A delegation from Syrian intelligence services was recently dispatched to Tripoli to scrub the Libyan intelligence archives clean of all the records detailing past projects that the two countries had collaborated on, the 'Weekly Standard' U.S. magazine reported.
It said one Arabic-language website claimed that former Syrian vice president Abdel-Halim Khaddam was involved in the disappearance of Imam Moussa al-Sadr, the Iranian-born Lebanese cleric who went missing in Libya in 1978.
A discovery that Syria really was complicit in Sadr's death could cause Bashar Assad's regime some trouble with Lebanon's Shiite community, which revered the cleric, the report said.
Syria can hardly afford to alienate the Shiites, it added.A Khaddam associate who worked in the Syrian regime at high levels, Bassam Bitar, told the magazine that Khaddam warned Sadr not to go to Libya. "Khaddam always thought (Moammar) Gadhafi was crazy and thought something could go wrong, but Sadr went anyway because he needed Gadhafi's money for his projects."
The point of contention between Gadhafi and Sadr was that the Libyan leader wanted the cleric to use Libyan funds to support the Palestinian resistance against Israel, but Sadr was using it instead to build up the impoverished Shiite community in southern Lebanon. "The two started to argue and it got out of hand," says Bitar. "Gadhafi told his officers to 'take him away,' which they interpreted as an order to kill him and his two associates."

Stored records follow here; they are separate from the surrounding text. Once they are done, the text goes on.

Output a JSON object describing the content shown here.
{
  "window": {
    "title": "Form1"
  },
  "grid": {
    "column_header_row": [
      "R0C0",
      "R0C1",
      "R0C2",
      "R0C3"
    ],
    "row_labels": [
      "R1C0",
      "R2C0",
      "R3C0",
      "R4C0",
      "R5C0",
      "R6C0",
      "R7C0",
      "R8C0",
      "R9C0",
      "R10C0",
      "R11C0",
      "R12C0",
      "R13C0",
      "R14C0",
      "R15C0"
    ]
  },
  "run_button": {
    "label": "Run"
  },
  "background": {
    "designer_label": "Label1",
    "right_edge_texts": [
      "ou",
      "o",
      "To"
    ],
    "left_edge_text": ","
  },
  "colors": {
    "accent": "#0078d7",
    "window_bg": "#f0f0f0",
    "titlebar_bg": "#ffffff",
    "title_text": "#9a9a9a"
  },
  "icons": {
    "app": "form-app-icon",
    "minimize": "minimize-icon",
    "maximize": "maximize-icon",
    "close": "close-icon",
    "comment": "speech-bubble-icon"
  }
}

When Gadhafi asked the next day where Sadr was and discovered he had been killed, he had his officer killed. "Gadhafi didn't want to have any troubles coming from killing Sadr," says Bitar. "He called the Syrians in a panic to ask for advice, and it was Damascus that told him to concoct the story that he (Sadr) was last seen leaving Libya for Italy, where he supposedly disappeared."
Beirut, 27 Mar 11, 13:39